The Next Generation of Asian Treasuries?
by Helen Sanders, Editor, TMI
One of the most significant outcomes of globalisation and the development of markets in Asia is the emergence of Asian multinationals as companies with a strong domestic presence pursue growth opportunities both across other parts of the region, and beyond. While many North American and European corporations measure their international growth journey in decades, many of their Asian counterparts can use the fingers of one or both hands to demonstrate comparable expansion. Not only are companies experiencing organic growth, but M&A in Asia is rapidly approaching levels more familiar in the west: in 2015, M&A by Asian corporations across a range of industries grew by 60% compared with 2014.
Key to the longer-term success of an international strategy is effective cash and treasury management to manage liquidity and risk across markets. Consequently, given the pace of change, treasurers of Asian multinationals need to focus on how they create treasury functions that will support their international growth strategy today, and in the future. These treasurers do not have the comparative luxury of years of incremental change, but need to react quickly to maintain visibility and control over cash, avoid exposure to liquidity and market risk across the countries in which they operate, optimise working capital and preserve operating margins.
Building efficient treasury functions has been a lower priority for many Asian multinationals in the past compared with pursuing growth. Today, this has changed. Unprecedented volatility in both financial and commodity markets, regulatory change, and the emergence of new business models in which the ability to harness innovation quickly creates competitive advantage are converging at the same time, with the result that treasury has never been more important. So what should treasurers of Asian multinationals be doing to position their business for further international growth, whilst also preparing for the inevitable challenges that doing business internationally brings?
Inevitably, there is as much diversity amongst Asian corporations as there is amongst North American and European businesses. Consequently, every treasurer will find her or himself with a somewhat different ‘to do’ list depending on factors such as treasury’s maturity, organisational structure, cash flow dynamics and corporate strategy, amongst others.

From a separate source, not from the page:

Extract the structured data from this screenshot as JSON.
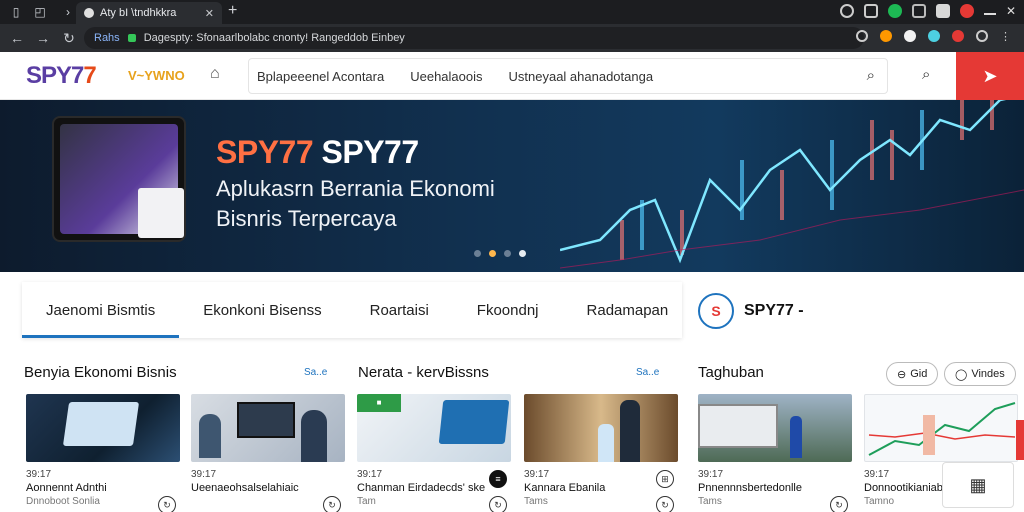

As Kee Joo Wong, Regional Head of Global Payments and Cash Management, HSBC warns,
“The term ‘Asian’ multinational is somewhat of a misnomer, as not all corporations are at the same stage in their international growth strategy. Some corporations headquartered in Japan and Korea, for example, expanded offshore many years ago in some cases, whereas today, corporations in China and parts of ASEAN have only recently embarked on this process.”
As Andrew Bateman, Head of Treasury Software Solutions, FIS continues,
“It is important not to generalise too far when identifying treasury and technology trends amongst Asian multinationals, as these inevitably differ by industry, geography and the maturity of a company’s international growth strategy, amongst others. However, cash and liquidity management is usually top of mind for Asian and western multinationals alike, closely followed by risk management, particularly FX risk management. Beyond this, various nuances exist. In North Asia, for example, such as China, managing the impact of regulatory change is typically a key priority, as is managing interest rate exposure. In Australasia, which has a longer heritage in treasury technology, interacting with core banks and managing commodity exposures is often more important.”
A key characteristic of many Asian corporations, however, is their international ambition. Bruno François, Head of Transaction Banking, BNP Paribas China emphasises,
“Trends and priorities amongst Asian multinationals will inevitably differ, not least due to the country of incorporation. For Chinese companies, for example, state-owned enterprises (SOEs) are actively pursuing the ‘go global’ strategy promoted by the government in response to slowing growth in China and the need for diversification. This applies not only to the largest, well-known names, such as Huawei, but smaller, less well-known enterprises too.”
With internationalisation a widespread objective, and despite inevitable differences across organisations, the core treasury tenets of liquidity and risk are universal, irrespective of the maturity, reach and background of a company. Treasurers’ specific priorities and the way in which these are manifested may differ, as Kee Joo Wong, HSBC says,
“Multinational corporations globally, wherever they are headquartered, typically share similar treasury priorities, namely visibility and control over liquidity and risk. A key difference however, which often characterises multinationals headquartered in parts of Asia, is where they are in their international expansion journey and therefore the degree of treasury sophistication that they have in-house to facilitate this international strategy.”
Centralise to globalise
International expansion can result in fragmentation of processes and controls, replication of technology and operational capacity, and loss of visibility and control over liquidity and risk, particularly when growing through M&A. Consequently, establishing visibility and control over cash and risk is typically a first priority for treasurers. There are different approaches to achieving this, such as rationalising bank relationships and accounts, implementing liquidity structures such as cash pooling to bring cash into a single location wherever possible, and putting in place bank communications technology to bring this information together. Achieving these objectives is often easier in a centralised cash and treasury management environment, whether regionally or globally, as treasurers have a greater ability to influence transaction and information flows, manage bank relationships and accounts, and improve efficiency and control over processes and decision-making. Furthermore, it is easier to integrate new business units that result from M&A without loss of operational or financial control.